(Beginning of THE DATA)

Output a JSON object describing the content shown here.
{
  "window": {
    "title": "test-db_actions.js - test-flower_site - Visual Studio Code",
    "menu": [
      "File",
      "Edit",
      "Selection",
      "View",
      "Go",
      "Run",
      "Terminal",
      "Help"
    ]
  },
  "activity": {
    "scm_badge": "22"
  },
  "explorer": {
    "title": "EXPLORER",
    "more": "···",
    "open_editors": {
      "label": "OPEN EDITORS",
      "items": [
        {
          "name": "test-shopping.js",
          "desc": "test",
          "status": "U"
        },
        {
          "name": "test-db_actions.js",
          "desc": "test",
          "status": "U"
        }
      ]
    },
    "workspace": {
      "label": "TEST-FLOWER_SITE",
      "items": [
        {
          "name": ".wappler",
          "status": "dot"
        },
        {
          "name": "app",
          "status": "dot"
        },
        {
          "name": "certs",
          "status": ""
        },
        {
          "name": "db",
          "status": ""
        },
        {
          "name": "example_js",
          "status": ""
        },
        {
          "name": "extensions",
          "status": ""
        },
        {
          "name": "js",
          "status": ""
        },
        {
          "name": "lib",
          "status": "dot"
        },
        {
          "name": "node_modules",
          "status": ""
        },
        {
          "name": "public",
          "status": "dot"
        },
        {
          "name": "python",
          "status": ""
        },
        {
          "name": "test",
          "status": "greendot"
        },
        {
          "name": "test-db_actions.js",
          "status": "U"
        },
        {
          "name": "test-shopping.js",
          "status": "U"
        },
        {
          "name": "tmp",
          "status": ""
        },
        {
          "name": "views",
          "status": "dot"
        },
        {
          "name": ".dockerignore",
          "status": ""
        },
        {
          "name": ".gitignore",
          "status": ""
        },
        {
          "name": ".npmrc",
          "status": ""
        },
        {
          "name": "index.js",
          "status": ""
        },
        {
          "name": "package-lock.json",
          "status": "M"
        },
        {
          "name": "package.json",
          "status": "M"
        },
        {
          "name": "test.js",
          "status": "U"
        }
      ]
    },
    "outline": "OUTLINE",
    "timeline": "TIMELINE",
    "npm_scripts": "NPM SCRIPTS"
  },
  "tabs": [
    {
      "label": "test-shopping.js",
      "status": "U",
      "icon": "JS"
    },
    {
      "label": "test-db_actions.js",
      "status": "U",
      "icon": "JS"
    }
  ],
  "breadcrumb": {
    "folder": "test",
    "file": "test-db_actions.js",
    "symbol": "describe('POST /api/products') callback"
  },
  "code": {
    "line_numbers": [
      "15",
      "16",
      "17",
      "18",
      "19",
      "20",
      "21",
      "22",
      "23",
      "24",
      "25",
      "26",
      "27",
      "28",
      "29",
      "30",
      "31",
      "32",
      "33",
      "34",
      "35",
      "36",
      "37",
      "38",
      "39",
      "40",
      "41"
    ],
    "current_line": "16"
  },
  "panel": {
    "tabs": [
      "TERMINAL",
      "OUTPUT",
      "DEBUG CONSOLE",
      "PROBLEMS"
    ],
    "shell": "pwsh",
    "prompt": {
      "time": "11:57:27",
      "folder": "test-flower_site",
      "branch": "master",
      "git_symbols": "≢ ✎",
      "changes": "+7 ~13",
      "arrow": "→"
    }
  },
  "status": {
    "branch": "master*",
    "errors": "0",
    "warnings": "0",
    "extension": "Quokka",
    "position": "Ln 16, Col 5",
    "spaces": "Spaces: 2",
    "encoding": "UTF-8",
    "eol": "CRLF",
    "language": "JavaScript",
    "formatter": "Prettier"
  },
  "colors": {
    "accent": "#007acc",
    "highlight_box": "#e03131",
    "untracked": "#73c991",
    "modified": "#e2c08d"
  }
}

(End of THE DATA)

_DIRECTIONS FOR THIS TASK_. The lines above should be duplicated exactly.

_REPLY TO THE EXERCISE_.
Output a JSON object describing the content shown here.
{
  "window": {
    "title": "test-db_actions.js - test-flower_site - Visual Studio Code",
    "menu": [
      "File",
      "Edit",
      "Selection",
      "View",
      "Go",
      "Run",
      "Terminal",
      "Help"
    ]
  },
  "activity": {
    "scm_badge": "22"
  },
  "explorer": {
    "title": "EXPLORER",
    "more": "···",
    "open_editors": {
      "label": "OPEN EDITORS",
      "items": [
        {
          "name": "test-shopping.js",
          "desc": "test",
          "status": "U"
        },
        {
          "name": "test-db_actions.js",
          "desc": "test",
          "status": "U"
        }
      ]
    },
    "workspace": {
      "label": "TEST-FLOWER_SITE",
      "items": [
        {
          "name": ".wappler",
          "status": "dot"
        },
        {
          "name": "app",
          "status": "dot"
        },
        {
          "name": "certs",
          "status": ""
        },
        {
          "name": "db",
          "status": ""
        },
        {
          "name": "example_js",
          "status": ""
        },
        {
          "name": "extensions",
          "status": ""
        },
        {
          "name": "js",
          "status": ""
        },
        {
          "name": "lib",
          "status": "dot"
        },
        {
          "name": "node_modules",
          "status": ""
        },
        {
          "name": "public",
          "status": "dot"
        },
        {
          "name": "python",
          "status": ""
        },
        {
          "name": "test",
          "status": "greendot"
        },
        {
          "name": "test-db_actions.js",
          "status": "U"
        },
        {
          "name": "test-shopping.js",
          "status": "U"
        },
        {
          "name": "tmp",
          "status": ""
        },
        {
          "name": "views",
          "status": "dot"
        },
        {
          "name": ".dockerignore",
          "status": ""
        },
        {
          "name": ".gitignore",
          "status": ""
        },
        {
          "name": ".npmrc",
          "status": ""
        },
        {
          "name": "index.js",
          "status": ""
        },
        {
          "name": "package-lock.json",
          "status": "M"
        },
        {
          "name": "package.json",
          "status": "M"
        },
        {
          "name": "test.js",
          "status": "U"
        }
      ]
    },
    "outline": "OUTLINE",
    "timeline": "TIMELINE",
    "npm_scripts": "NPM SCRIPTS"
  },
  "tabs": [
    {
      "label": "test-shopping.js",
      "status": "U",
      "icon": "JS"
    },
    {
      "label": "test-db_actions.js",
      "status": "U",
      "icon": "JS"
    }
  ],
  "breadcrumb": {
    "folder": "test",
    "file": "test-db_actions.js",
    "symbol": "describe('POST /api/products') callback"
  },
  "code": {
    "line_numbers": [
      "15",
      "16",
      "17",
      "18",
      "19",
      "20",
      "21",
      "22",
      "23",
      "24",
      "25",
      "26",
      "27",
      "28",
      "29",
      "30",
      "31",
      "32",
      "33",
      "34",
      "35",
      "36",
      "37",
      "38",
      "39",
      "40",
      "41"
    ],
    "current_line": "16"
  },
  "panel": {
    "tabs": [
      "TERMINAL",
      "OUTPUT",
      "DEBUG CONSOLE",
      "PROBLEMS"
    ],
    "shell": "pwsh",
    "prompt": {
      "time": "11:57:27",
      "folder": "test-flower_site",
      "branch": "master",
      "git_symbols": "≢ ✎",
      "changes": "+7 ~13",
      "arrow": "→"
    }
  },
  "status": {
    "branch": "master*",
    "errors": "0",
    "warnings": "0",
    "extension": "Quokka",
    "position": "Ln 16, Col 5",
    "spaces": "Spaces: 2",
    "encoding": "UTF-8",
    "eol": "CRLF",
    "language": "JavaScript",
    "formatter": "Prettier"
  },
  "colors": {
    "accent": "#007acc",
    "highlight_box": "#e03131",
    "untracked": "#73c991",
    "modified": "#e2c08d"
  }
}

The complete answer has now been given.